The future belongs to the nation that best educates its children, and right now that nation is not the United States. Education is one of the most critical long-term economic challenges we face, and we must take bold and immediate action to reverse the decline in our country's education system. If we make the right investments and reforms now, we can ensure that all of our children have access to quality early education, that high school students are equipped and able to go to college, and that our graduates are prepared for 21st century jobs.

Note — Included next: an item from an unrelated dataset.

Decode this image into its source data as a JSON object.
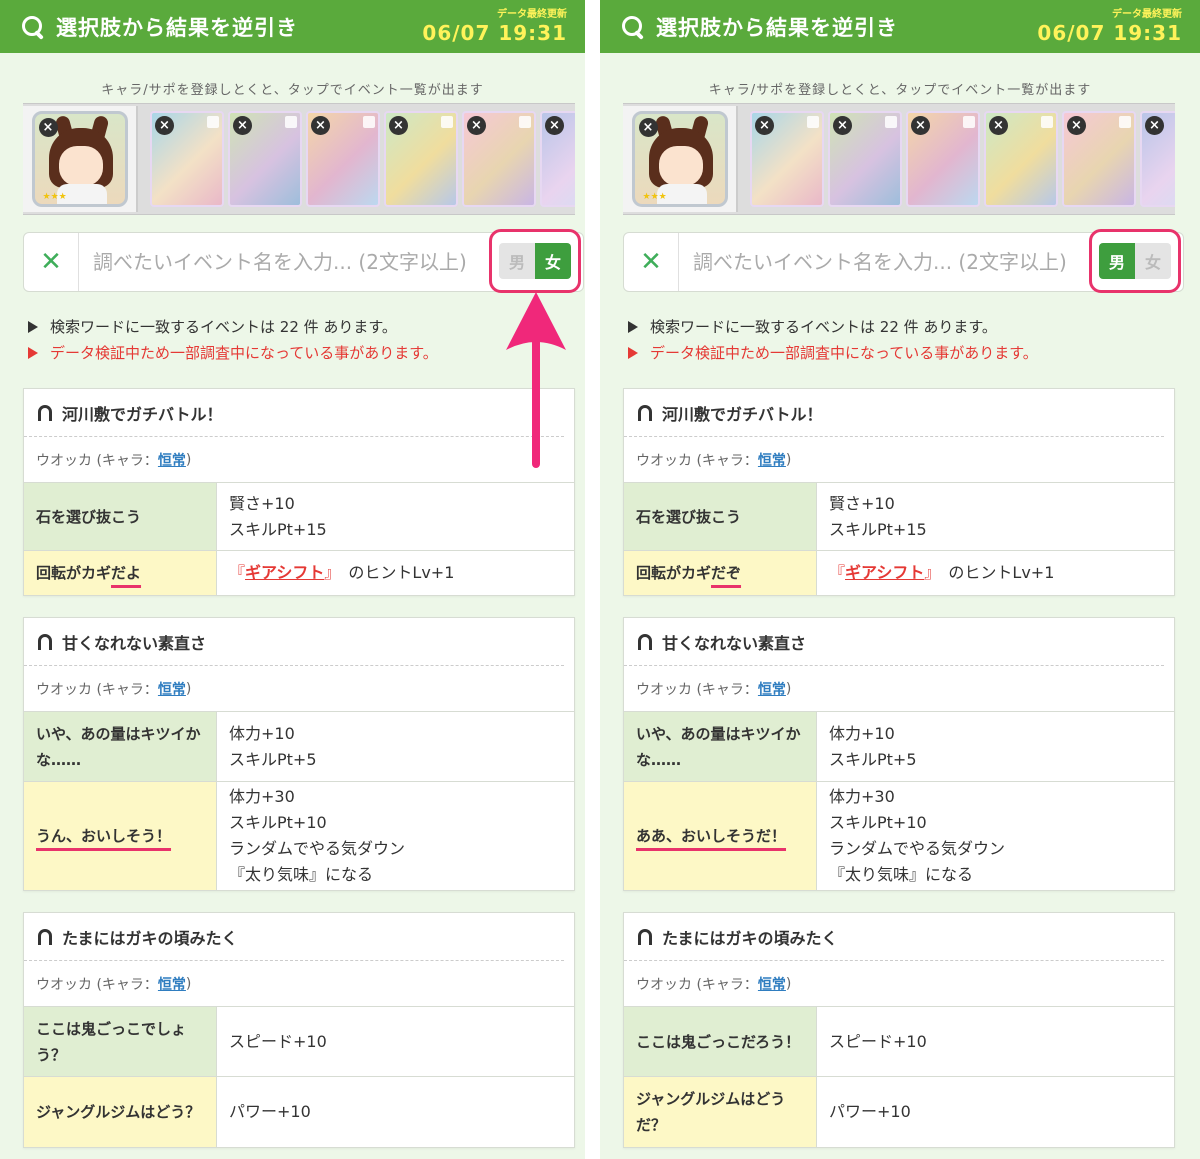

Our commitment to education should begin on day one. Early childhood education is, without question, the most intelligent investment a nation can make in its future. I am working in Congress to broaden the reach of early childhood programs and boost their quality, encouraging new investment and better information for Connecticut parents about program options and quality. During my first term in Congress, we were able to double funding for Early Head Start and expand Head Start, both of which have shown success in closing the achievement gap and improving outcomes for low-income students.
I am hopeful that Congress will take up the first major reauthorization of our nation's education policy since the 2001 authorization of No Child Left Behind (NCLB) this year. NCLB had admirable goals: to close the achievement gap, to improve academic success, and to improve the quality of teaching across the country. Unfortunately, NCLB programs were underfunded by $85 billion and many schools were unable to meet many of the law's objectives.

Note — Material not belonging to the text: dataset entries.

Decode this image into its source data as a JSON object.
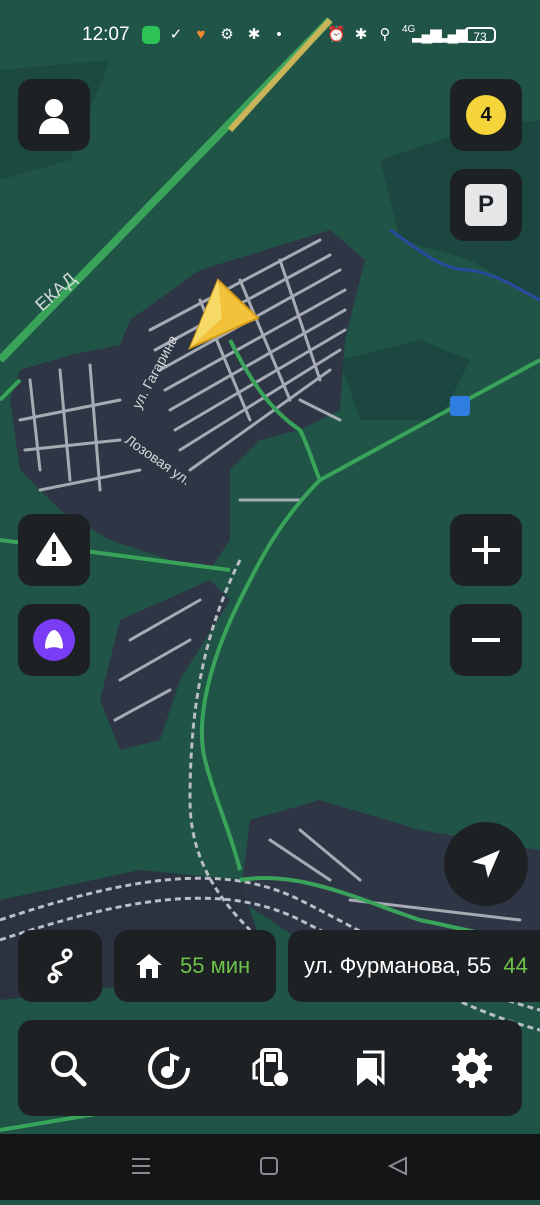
{
  "status_bar": {
    "time": "12:07",
    "network": "4G",
    "battery": "73"
  },
  "map": {
    "road_labels": [
      "ЕКАД",
      "ул. Гагарина",
      "Лозовая ул."
    ],
    "colors": {
      "background": "#1f5446",
      "urban": "#2e3646",
      "roads": "#a6aab3",
      "traffic_green": "#3aa35a",
      "highway_yellow": "#c9b45a"
    }
  },
  "controls": {
    "traffic_level": "4",
    "parking_label": "P"
  },
  "route_info": {
    "eta": "55 мин",
    "destination": "ул. Фурманова, 55",
    "distance_partial": "44"
  },
  "bottom_bar": {
    "icons": [
      "search-icon",
      "music-icon",
      "fuel-icon",
      "bookmarks-icon",
      "settings-icon"
    ]
  }
}
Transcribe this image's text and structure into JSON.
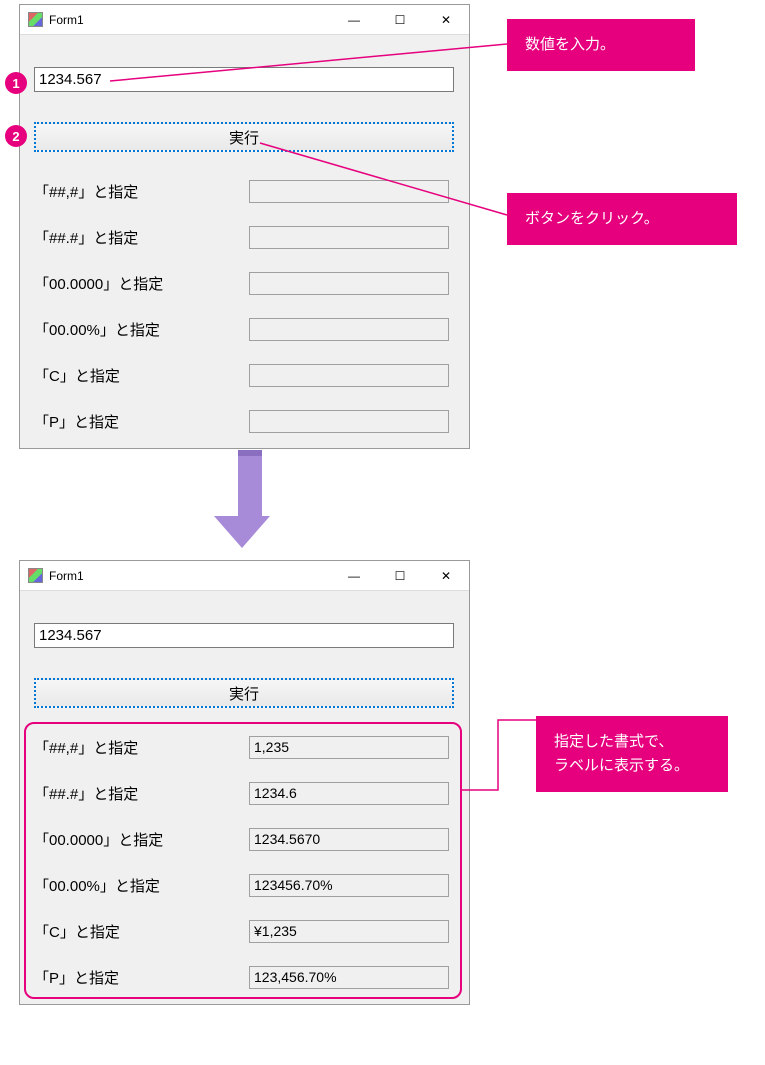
{
  "winTitle": "Form1",
  "inputValue": "1234.567",
  "runLabel": "実行",
  "rowLabels": {
    "r1": "「##,#」と指定",
    "r2": "「##.#」と指定",
    "r3": "「00.0000」と指定",
    "r4": "「00.00%」と指定",
    "r5": "「C」と指定",
    "r6": "「P」と指定"
  },
  "results": {
    "r1": "1,235",
    "r2": "1234.6",
    "r3": "1234.5670",
    "r4": "123456.70%",
    "r5": "¥1,235",
    "r6": "123,456.70%"
  },
  "callouts": {
    "c1": "数値を入力。",
    "c2": "ボタンをクリック。",
    "c3a": "指定した書式で、",
    "c3b": "ラベルに表示する。"
  },
  "badge1": "1",
  "badge2": "2",
  "ctl": {
    "min": "—",
    "max": "☐",
    "close": "✕"
  }
}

The time has come to fix our education law in this country. I am hopeful that in the coming weeks and months, we will begin a serious, transparent, and bipartisan effort to rewrite a law that we all agree is in need of major reform. The status quo is failing our students and putting our future, our economic stability and our global competitiveness at risk.
What needs to change in our federal education policy isn't a mystery. We have to update the law to respond to student and national needs through college and career-ready standards. We need to modernize the teaching and learning workforce and recognize teachers and leaders as the professionals they are. And, we must target funds to school initiatives that show results and commit resources to turn around low-performing schools, not punish them.